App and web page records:
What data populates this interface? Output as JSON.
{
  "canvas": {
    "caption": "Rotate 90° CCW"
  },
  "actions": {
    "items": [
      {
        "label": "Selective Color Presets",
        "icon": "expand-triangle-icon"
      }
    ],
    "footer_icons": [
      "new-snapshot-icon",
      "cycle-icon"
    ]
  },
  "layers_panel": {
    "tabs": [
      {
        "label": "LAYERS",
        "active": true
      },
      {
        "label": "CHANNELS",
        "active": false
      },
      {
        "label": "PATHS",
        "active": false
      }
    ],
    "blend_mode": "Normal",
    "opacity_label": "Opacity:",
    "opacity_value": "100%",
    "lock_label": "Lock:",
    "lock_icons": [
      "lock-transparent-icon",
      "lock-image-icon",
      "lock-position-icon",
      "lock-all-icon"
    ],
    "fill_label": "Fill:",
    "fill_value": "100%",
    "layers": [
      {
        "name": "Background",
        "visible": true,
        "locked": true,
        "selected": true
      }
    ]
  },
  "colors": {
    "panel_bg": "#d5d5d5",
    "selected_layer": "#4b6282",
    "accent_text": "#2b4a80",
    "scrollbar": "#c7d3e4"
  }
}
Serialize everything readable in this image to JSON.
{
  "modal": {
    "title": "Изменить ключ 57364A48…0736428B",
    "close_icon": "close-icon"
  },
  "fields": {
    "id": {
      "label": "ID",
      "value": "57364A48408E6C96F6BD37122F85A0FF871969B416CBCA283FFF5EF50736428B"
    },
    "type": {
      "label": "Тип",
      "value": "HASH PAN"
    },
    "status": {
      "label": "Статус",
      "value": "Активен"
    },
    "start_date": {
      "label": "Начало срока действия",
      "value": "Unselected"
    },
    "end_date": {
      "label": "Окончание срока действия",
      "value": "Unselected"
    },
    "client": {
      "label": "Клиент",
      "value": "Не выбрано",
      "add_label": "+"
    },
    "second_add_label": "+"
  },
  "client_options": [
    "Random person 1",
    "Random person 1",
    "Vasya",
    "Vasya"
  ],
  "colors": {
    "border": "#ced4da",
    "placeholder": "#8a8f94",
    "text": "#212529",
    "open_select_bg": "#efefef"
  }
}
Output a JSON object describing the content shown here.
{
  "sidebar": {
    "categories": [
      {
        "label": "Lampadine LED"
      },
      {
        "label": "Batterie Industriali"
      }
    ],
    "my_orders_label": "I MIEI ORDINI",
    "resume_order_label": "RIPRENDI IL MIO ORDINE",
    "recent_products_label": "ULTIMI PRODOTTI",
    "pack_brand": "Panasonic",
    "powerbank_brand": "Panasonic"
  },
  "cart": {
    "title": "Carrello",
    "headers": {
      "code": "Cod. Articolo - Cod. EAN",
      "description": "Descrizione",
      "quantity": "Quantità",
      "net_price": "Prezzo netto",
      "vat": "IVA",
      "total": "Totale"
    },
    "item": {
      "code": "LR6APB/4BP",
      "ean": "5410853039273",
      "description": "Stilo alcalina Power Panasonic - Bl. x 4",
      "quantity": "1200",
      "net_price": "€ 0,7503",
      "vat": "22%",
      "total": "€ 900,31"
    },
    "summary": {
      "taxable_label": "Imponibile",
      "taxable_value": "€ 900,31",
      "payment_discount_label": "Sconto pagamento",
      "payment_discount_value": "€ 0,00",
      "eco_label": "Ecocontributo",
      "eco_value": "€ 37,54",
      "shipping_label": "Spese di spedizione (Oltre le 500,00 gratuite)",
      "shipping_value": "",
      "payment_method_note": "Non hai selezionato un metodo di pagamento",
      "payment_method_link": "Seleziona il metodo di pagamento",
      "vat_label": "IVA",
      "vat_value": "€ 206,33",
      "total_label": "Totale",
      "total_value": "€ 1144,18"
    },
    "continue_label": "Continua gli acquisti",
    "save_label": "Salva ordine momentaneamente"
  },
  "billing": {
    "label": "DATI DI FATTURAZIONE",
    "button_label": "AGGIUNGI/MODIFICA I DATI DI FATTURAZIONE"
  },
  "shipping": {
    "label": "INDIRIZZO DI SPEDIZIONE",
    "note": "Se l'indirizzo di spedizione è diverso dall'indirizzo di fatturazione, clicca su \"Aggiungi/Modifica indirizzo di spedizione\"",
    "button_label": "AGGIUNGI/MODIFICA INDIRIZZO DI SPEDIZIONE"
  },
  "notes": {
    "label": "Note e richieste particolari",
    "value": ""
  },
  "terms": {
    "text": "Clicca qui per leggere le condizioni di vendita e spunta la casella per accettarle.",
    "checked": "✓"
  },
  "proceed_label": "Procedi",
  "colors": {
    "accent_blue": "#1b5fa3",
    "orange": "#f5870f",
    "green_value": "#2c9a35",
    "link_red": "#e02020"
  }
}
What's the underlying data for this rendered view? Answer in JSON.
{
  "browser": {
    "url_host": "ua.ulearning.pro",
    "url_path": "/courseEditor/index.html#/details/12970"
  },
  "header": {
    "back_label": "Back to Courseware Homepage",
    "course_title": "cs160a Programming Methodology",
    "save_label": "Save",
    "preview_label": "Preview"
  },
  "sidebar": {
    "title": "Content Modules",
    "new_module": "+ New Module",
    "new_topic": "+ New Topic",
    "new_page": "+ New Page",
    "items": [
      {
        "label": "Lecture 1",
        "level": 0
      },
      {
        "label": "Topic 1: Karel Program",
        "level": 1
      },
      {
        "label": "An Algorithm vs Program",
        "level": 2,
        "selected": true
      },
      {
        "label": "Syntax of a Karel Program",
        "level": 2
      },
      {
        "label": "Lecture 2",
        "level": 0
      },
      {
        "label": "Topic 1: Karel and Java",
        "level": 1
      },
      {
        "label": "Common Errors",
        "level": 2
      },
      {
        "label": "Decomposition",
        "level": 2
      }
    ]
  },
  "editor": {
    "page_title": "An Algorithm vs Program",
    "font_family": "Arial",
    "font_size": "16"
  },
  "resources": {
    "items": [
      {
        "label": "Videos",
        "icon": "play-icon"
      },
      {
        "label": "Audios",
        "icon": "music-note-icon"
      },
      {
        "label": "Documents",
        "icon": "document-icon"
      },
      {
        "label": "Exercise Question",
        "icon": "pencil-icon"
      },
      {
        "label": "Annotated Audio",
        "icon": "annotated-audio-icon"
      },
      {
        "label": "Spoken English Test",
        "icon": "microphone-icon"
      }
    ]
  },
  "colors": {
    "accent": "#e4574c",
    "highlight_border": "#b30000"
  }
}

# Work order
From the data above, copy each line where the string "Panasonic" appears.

# Exercise output
    "pack_brand": "Panasonic",
    "powerbank_brand": "Panasonic"
      "description": "Stilo alcalina Power Panasonic - Bl. x 4",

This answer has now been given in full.